Website and app data records
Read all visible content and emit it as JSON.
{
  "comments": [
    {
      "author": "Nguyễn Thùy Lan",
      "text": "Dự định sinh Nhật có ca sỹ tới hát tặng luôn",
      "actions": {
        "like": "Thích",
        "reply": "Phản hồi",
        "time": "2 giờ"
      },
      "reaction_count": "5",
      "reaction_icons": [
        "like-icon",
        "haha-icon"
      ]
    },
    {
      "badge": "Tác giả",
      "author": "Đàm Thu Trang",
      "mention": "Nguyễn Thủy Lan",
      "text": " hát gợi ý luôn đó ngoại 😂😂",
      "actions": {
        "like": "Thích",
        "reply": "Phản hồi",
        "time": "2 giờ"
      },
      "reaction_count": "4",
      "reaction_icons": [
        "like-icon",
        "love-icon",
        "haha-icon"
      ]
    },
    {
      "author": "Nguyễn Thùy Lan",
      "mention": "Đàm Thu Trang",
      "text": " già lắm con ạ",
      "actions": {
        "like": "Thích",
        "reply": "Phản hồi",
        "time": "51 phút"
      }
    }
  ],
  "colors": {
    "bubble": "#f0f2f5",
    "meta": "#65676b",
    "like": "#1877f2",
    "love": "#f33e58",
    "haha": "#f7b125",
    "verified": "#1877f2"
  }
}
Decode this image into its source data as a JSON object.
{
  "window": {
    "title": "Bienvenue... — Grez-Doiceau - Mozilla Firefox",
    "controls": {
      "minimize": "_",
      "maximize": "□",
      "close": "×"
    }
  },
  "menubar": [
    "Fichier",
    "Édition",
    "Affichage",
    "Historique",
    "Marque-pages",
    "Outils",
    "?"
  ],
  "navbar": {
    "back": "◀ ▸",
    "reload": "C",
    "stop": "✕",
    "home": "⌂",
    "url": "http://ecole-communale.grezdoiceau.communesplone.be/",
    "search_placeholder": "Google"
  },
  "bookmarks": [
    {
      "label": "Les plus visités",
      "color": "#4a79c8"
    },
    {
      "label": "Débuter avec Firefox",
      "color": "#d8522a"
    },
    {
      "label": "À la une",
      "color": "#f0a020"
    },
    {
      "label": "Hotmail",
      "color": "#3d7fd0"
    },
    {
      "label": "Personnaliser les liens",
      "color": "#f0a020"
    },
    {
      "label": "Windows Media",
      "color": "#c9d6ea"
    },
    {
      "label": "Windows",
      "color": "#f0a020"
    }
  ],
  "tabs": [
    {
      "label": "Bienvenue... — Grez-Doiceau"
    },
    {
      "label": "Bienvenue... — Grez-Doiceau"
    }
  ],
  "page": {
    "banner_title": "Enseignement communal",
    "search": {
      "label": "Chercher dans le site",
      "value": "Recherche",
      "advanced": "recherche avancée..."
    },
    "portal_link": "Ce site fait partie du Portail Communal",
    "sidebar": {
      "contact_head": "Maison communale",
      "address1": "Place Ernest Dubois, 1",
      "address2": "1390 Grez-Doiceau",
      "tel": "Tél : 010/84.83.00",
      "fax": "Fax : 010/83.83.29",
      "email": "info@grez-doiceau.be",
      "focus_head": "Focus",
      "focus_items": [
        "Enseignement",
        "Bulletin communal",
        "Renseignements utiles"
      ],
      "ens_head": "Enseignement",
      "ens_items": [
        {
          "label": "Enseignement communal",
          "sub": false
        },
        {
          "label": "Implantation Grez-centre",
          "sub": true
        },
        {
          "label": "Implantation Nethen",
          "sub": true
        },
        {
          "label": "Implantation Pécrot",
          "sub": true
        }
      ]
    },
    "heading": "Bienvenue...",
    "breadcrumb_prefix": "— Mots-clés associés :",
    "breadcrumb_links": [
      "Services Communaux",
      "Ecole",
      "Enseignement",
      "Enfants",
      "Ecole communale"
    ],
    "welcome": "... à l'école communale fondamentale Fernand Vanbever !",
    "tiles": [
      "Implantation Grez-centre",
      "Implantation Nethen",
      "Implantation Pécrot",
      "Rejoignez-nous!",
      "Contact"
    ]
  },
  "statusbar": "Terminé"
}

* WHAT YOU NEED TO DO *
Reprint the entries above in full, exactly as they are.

* ANSWER FOR THE TASK *
Read all visible content and emit it as JSON.
{
  "comments": [
    {
      "author": "Nguyễn Thùy Lan",
      "text": "Dự định sinh Nhật có ca sỹ tới hát tặng luôn",
      "actions": {
        "like": "Thích",
        "reply": "Phản hồi",
        "time": "2 giờ"
      },
      "reaction_count": "5",
      "reaction_icons": [
        "like-icon",
        "haha-icon"
      ]
    },
    {
      "badge": "Tác giả",
      "author": "Đàm Thu Trang",
      "mention": "Nguyễn Thủy Lan",
      "text": " hát gợi ý luôn đó ngoại 😂😂",
      "actions": {
        "like": "Thích",
        "reply": "Phản hồi",
        "time": "2 giờ"
      },
      "reaction_count": "4",
      "reaction_icons": [
        "like-icon",
        "love-icon",
        "haha-icon"
      ]
    },
    {
      "author": "Nguyễn Thùy Lan",
      "mention": "Đàm Thu Trang",
      "text": " già lắm con ạ",
      "actions": {
        "like": "Thích",
        "reply": "Phản hồi",
        "time": "51 phút"
      }
    }
  ],
  "colors": {
    "bubble": "#f0f2f5",
    "meta": "#65676b",
    "like": "#1877f2",
    "love": "#f33e58",
    "haha": "#f7b125",
    "verified": "#1877f2"
  }
}
Decode this image into its source data as a JSON object.
{
  "window": {
    "title": "Bienvenue... — Grez-Doiceau - Mozilla Firefox",
    "controls": {
      "minimize": "_",
      "maximize": "□",
      "close": "×"
    }
  },
  "menubar": [
    "Fichier",
    "Édition",
    "Affichage",
    "Historique",
    "Marque-pages",
    "Outils",
    "?"
  ],
  "navbar": {
    "back": "◀ ▸",
    "reload": "C",
    "stop": "✕",
    "home": "⌂",
    "url": "http://ecole-communale.grezdoiceau.communesplone.be/",
    "search_placeholder": "Google"
  },
  "bookmarks": [
    {
      "label": "Les plus visités",
      "color": "#4a79c8"
    },
    {
      "label": "Débuter avec Firefox",
      "color": "#d8522a"
    },
    {
      "label": "À la une",
      "color": "#f0a020"
    },
    {
      "label": "Hotmail",
      "color": "#3d7fd0"
    },
    {
      "label": "Personnaliser les liens",
      "color": "#f0a020"
    },
    {
      "label": "Windows Media",
      "color": "#c9d6ea"
    },
    {
      "label": "Windows",
      "color": "#f0a020"
    }
  ],
  "tabs": [
    {
      "label": "Bienvenue... — Grez-Doiceau"
    },
    {
      "label": "Bienvenue... — Grez-Doiceau"
    }
  ],
  "page": {
    "banner_title": "Enseignement communal",
    "search": {
      "label": "Chercher dans le site",
      "value": "Recherche",
      "advanced": "recherche avancée..."
    },
    "portal_link": "Ce site fait partie du Portail Communal",
    "sidebar": {
      "contact_head": "Maison communale",
      "address1": "Place Ernest Dubois, 1",
      "address2": "1390 Grez-Doiceau",
      "tel": "Tél : 010/84.83.00",
      "fax": "Fax : 010/83.83.29",
      "email": "info@grez-doiceau.be",
      "focus_head": "Focus",
      "focus_items": [
        "Enseignement",
        "Bulletin communal",
        "Renseignements utiles"
      ],
      "ens_head": "Enseignement",
      "ens_items": [
        {
          "label": "Enseignement communal",
          "sub": false
        },
        {
          "label": "Implantation Grez-centre",
          "sub": true
        },
        {
          "label": "Implantation Nethen",
          "sub": true
        },
        {
          "label": "Implantation Pécrot",
          "sub": true
        }
      ]
    },
    "heading": "Bienvenue...",
    "breadcrumb_prefix": "— Mots-clés associés :",
    "breadcrumb_links": [
      "Services Communaux",
      "Ecole",
      "Enseignement",
      "Enfants",
      "Ecole communale"
    ],
    "welcome": "... à l'école communale fondamentale Fernand Vanbever !",
    "tiles": [
      "Implantation Grez-centre",
      "Implantation Nethen",
      "Implantation Pécrot",
      "Rejoignez-nous!",
      "Contact"
    ]
  },
  "statusbar": "Terminé"
}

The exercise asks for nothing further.